There’s a universal marketing rule which also applies to cold mailing: aim for one CTA. Your CTA is an answer to this question: What do I want to achieve with this email? Leave your recipient with an obvious task to do – that’s why it’s convenient if it’s yes-or-no question. You can also leave the question open (i.e. “Do you have time to talk next week?” This is our effective CTA in action:

cold email

And that’s it. Writing an attractive cold email isn’t rocket science. To wrap it up:

  • Keep your email structure right: intro + benefit + social proof + CTA.
  • Choose an email type appropriate to your target – referral, short or long direct pitch.
  • Try not to sell your product. Introduce how you can solve a problem. Have a reason to contact them and work it into the email.

If you want to learn more about smart personalization and automation in cold emails, check out our Complete Handbook of Cold Mailing.

Greg Pietruszynski
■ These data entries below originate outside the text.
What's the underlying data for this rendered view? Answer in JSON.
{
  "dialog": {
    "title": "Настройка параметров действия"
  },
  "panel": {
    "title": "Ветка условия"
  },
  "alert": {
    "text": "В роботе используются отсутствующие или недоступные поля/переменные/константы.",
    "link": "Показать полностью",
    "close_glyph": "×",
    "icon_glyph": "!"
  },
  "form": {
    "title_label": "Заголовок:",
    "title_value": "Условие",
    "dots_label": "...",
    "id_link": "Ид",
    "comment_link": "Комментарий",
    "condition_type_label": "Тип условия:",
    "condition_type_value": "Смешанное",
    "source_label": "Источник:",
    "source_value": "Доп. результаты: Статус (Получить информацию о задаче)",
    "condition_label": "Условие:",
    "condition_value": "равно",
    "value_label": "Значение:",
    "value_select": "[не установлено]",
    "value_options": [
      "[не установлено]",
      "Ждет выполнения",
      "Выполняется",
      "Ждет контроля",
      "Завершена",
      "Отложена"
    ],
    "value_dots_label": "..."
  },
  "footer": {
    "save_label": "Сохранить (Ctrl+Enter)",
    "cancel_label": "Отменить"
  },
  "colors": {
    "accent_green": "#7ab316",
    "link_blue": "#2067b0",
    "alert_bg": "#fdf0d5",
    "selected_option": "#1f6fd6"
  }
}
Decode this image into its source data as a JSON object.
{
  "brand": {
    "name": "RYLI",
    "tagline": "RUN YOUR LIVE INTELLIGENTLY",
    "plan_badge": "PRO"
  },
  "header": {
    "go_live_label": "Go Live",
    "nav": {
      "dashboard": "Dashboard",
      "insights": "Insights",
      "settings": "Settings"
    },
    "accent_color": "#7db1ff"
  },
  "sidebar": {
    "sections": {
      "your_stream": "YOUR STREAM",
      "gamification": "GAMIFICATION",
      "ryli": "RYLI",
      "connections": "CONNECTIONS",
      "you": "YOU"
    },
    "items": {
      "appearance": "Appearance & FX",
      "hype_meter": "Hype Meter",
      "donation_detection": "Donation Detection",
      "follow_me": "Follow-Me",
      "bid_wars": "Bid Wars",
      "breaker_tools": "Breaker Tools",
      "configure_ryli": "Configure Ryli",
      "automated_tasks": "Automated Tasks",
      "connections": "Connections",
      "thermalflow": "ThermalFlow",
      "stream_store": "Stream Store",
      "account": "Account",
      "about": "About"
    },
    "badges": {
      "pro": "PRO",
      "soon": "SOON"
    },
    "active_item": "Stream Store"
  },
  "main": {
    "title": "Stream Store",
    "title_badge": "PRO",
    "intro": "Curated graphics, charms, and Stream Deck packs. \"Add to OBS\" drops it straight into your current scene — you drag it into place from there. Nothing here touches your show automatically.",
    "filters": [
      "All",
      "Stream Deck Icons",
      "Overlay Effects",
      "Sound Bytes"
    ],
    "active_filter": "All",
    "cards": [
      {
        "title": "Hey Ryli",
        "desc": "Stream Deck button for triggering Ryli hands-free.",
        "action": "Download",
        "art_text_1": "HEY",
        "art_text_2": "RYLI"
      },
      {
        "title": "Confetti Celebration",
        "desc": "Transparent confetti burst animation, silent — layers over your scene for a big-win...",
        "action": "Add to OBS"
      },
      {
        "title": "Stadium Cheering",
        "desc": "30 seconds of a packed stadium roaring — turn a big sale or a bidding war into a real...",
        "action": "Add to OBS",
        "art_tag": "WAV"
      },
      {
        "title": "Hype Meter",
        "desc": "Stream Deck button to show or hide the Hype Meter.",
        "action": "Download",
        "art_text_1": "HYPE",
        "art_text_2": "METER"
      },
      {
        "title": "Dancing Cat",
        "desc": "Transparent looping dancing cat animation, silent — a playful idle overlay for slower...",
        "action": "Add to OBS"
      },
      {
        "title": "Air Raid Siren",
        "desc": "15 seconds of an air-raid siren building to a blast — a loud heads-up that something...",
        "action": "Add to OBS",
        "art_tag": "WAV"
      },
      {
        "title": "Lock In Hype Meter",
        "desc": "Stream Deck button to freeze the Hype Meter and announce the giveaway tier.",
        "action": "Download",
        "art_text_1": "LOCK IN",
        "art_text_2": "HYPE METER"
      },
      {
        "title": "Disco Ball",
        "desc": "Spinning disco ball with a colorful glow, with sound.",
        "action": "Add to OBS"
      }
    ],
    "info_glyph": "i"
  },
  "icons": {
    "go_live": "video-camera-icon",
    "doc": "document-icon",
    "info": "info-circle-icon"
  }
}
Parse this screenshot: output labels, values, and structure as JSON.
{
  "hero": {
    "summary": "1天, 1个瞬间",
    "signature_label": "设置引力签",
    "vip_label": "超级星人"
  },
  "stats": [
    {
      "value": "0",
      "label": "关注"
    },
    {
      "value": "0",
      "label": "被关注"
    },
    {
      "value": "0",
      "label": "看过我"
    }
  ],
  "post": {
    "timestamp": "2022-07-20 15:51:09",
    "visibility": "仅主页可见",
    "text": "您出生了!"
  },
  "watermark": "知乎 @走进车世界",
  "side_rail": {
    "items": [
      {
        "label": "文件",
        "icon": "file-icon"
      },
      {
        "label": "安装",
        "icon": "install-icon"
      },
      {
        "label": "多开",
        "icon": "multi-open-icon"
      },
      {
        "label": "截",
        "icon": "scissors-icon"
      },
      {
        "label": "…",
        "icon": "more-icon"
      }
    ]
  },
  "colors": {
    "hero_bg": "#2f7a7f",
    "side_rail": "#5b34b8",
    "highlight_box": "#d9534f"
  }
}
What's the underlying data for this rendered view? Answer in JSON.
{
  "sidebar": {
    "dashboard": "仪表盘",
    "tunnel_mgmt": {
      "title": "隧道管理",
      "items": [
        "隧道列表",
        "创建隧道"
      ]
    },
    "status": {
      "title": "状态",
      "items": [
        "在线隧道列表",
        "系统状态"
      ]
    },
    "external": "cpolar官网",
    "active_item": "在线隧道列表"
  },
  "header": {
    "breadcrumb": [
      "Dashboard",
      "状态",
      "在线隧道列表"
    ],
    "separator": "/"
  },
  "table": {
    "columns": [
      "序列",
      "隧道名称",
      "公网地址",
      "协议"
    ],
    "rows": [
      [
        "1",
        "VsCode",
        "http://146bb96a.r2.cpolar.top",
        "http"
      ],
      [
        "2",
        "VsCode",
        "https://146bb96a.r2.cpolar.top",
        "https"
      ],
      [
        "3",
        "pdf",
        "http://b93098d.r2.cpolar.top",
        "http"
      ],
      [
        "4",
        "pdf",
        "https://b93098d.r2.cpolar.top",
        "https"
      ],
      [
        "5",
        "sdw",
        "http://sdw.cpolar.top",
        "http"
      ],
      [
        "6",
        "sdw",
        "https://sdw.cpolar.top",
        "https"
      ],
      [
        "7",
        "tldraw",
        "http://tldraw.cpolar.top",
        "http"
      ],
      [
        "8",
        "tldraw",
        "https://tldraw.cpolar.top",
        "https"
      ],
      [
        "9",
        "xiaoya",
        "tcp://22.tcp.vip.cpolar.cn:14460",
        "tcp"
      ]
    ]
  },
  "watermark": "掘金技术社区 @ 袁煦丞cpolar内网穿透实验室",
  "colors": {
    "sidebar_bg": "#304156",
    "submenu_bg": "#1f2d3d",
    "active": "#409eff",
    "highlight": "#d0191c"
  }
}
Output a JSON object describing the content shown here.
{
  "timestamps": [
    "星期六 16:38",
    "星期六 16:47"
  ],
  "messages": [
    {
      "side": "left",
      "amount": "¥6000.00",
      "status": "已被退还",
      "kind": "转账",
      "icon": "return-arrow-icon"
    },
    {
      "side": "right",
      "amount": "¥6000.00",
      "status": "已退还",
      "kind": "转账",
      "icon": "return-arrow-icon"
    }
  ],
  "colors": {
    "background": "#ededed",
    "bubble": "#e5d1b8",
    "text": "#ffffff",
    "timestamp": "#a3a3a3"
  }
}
Greg Pietruszynski is CEO & co-founder at Growbots, an outbound sales automation platform. He founded 3 companies in China & Europe before Growbots, and is responsible for more than 200 web and mobile apps. He’s also an automation freak & growth geek.